To the average user, they might all be the same, but after a few headaches from these three, I can promise you they’re different!
We often see conflicting, incorrect, and flawed versions of Google Analytics (GA), Global Site Tag (Gtag), and Google Tag Manager (GTM) implemented on sites, but what do they do and which are preferred?
This is the go-to tool for tracking visits and calls to your site. This is a web service that collects data from your visitors as they browse and interact with your site. There have been a few iterations, including Classic, Universal, and GA4 – but for convenience we’ll just call them Google Analytics.
Google Global Site Tag
This is a relatively new way of connecting your site to your Google Analytics. Rather than installing the traditional GA script on your site through the header, Global Site Tag is basically a script that communicates between your GA and all other services like ads, remarketing, etc.
Google Tag Manager
Which one should I have installed?
This is where it gets a bit tricky. You basically want the GA script to fire once per page and then use other scripts for your follow-up later.

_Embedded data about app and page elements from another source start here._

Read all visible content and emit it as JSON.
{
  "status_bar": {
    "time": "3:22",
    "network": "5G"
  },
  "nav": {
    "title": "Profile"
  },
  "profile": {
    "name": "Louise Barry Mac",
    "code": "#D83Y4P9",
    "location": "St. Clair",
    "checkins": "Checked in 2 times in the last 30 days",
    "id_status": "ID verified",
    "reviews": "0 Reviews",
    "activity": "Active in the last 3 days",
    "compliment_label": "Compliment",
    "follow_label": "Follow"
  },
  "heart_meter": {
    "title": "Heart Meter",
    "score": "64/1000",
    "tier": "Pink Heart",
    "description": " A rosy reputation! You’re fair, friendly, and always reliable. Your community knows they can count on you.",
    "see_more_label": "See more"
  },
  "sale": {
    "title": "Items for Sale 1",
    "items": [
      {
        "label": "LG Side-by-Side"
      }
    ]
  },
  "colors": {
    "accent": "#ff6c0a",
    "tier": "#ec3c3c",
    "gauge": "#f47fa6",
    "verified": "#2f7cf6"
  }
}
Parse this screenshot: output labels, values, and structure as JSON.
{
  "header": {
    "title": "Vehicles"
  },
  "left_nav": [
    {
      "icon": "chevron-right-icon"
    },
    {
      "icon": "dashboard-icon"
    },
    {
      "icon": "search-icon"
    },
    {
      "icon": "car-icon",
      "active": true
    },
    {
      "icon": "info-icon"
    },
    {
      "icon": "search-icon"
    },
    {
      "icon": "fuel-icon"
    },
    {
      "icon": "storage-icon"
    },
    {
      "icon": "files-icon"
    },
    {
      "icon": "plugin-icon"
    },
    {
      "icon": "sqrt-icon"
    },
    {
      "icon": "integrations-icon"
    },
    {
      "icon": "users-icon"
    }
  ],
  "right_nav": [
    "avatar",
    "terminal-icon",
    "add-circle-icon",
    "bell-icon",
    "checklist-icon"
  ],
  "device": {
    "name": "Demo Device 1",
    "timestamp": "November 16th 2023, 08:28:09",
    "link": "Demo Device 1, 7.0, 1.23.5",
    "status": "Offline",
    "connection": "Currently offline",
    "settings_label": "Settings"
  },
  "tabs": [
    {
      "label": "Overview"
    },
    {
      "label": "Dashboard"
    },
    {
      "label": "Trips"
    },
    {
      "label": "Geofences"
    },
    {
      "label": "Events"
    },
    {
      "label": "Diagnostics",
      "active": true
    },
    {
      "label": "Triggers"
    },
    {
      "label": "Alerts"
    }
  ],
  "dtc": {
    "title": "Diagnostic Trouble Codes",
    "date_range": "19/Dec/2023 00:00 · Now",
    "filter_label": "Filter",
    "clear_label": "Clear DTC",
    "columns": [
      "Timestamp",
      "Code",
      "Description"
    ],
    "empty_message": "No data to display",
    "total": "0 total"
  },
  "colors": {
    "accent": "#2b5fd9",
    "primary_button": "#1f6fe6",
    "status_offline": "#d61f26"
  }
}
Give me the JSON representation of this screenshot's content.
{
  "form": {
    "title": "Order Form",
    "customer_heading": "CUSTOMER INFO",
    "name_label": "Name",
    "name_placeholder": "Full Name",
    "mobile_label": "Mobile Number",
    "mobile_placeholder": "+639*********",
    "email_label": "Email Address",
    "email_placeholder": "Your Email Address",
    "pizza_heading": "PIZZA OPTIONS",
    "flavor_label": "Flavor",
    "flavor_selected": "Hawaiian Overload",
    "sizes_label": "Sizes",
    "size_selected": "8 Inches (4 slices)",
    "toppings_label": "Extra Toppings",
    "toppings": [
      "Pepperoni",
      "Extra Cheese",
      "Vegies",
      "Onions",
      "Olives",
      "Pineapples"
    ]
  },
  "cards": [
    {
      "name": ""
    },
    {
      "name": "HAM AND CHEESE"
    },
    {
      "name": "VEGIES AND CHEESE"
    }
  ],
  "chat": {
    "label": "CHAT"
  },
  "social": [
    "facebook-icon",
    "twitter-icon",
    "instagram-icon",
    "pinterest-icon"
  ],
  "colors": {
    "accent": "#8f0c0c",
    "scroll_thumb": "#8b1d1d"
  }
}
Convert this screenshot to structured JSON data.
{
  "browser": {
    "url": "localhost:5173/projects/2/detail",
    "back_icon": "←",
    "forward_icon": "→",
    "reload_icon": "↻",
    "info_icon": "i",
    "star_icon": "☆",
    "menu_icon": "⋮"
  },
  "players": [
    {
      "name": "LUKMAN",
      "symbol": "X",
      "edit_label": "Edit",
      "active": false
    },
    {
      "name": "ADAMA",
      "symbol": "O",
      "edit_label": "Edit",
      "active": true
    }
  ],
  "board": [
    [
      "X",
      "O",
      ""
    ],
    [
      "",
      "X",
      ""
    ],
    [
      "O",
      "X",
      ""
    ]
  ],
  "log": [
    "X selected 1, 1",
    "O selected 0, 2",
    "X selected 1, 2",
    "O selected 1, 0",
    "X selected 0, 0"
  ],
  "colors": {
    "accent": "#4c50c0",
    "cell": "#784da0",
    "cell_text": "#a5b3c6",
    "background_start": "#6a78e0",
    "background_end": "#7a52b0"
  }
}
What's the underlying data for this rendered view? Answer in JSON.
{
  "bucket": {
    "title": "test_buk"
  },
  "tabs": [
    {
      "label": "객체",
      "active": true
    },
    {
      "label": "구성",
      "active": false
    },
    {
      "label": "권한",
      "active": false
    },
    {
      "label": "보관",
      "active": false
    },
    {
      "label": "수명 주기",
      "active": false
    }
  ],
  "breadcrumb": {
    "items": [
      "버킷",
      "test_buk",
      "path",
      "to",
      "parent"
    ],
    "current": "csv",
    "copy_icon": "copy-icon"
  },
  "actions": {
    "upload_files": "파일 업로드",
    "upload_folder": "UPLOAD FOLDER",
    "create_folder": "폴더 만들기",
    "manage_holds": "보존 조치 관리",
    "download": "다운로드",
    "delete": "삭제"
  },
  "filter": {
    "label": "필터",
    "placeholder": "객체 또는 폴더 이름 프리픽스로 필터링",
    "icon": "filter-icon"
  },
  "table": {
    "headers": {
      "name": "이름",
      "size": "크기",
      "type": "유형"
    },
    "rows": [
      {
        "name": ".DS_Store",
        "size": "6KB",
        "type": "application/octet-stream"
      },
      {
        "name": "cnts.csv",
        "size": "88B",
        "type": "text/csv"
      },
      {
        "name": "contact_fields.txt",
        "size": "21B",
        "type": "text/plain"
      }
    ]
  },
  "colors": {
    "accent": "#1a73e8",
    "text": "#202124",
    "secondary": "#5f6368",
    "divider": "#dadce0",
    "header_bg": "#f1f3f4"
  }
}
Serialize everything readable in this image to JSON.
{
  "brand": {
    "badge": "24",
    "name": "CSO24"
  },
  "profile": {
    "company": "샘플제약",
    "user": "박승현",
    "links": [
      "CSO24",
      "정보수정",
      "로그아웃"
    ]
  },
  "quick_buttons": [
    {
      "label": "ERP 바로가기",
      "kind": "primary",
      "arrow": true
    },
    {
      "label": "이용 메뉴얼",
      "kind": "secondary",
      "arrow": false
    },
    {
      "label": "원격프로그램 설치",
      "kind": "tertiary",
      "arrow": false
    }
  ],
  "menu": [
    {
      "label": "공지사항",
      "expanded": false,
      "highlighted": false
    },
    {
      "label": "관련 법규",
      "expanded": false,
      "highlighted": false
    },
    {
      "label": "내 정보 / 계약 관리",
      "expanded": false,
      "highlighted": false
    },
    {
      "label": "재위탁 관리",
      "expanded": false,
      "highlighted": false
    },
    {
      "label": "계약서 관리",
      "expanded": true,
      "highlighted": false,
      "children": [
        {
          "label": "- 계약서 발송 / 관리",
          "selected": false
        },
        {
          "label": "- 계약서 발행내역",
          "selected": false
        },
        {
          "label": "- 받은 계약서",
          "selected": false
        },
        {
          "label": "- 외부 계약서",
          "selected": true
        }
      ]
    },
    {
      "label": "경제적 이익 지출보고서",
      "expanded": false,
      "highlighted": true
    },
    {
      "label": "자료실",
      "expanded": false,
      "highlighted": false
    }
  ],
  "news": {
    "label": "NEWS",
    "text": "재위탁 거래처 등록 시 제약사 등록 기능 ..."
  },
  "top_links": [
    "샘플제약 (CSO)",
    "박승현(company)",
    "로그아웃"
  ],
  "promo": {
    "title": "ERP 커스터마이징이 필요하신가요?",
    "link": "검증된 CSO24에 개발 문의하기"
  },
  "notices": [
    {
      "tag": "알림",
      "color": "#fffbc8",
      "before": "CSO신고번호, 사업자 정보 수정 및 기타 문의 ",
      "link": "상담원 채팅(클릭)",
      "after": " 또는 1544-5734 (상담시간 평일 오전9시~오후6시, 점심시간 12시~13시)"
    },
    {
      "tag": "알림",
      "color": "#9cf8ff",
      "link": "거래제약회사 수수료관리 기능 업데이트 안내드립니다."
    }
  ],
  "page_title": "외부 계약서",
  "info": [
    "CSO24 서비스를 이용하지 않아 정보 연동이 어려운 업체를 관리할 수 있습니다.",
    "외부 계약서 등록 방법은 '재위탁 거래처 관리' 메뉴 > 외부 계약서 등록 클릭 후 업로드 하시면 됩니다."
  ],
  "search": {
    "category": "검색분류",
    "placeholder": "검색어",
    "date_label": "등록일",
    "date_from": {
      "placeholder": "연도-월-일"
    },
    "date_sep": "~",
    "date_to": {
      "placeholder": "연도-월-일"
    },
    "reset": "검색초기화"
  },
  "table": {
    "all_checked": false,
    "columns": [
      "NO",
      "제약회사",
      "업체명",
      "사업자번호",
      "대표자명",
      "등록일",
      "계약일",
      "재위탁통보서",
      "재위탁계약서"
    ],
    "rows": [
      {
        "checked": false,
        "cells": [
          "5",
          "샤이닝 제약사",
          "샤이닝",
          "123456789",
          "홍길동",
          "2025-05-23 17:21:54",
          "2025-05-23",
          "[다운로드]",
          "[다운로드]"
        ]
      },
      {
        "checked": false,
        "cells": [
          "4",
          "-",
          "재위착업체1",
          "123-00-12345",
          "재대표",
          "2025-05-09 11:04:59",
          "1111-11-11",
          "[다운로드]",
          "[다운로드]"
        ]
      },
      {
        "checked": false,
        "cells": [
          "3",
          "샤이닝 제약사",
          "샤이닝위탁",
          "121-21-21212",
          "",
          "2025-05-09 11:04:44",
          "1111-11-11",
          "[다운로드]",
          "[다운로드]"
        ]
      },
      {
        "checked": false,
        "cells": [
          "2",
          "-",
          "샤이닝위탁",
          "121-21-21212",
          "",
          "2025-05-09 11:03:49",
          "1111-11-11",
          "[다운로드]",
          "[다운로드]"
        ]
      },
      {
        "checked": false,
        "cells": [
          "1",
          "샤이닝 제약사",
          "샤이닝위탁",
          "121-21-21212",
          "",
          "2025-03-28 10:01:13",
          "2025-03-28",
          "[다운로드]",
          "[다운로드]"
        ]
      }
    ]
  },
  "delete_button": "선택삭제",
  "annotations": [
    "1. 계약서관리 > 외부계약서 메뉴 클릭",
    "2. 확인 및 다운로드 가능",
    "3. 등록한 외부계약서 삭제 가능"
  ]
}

It can mean just a GA script, just a GTM script, just Gtag or several. Either way, the result should be that your GA script fires once and your custom scripts fires as needed.
So if you are using GTM or Gtag to run your GA script, you don’t want a hard-coded GA script. We’ve seen this a few times, especially when transitioning from one to the other and the old code isn’t being removed. A telltale sign of this is a sharp increase in your pages / session and a drop in bounce rates in GA.
Should I change?
Switching to GTM or Gtag from the old GA script is a good idea. Personally, GTM is the preferred method, but it has a pretty long learning curve.
GTM is probably better for agencies or where many people use it because it relies on setting up custom triggers in a web interface.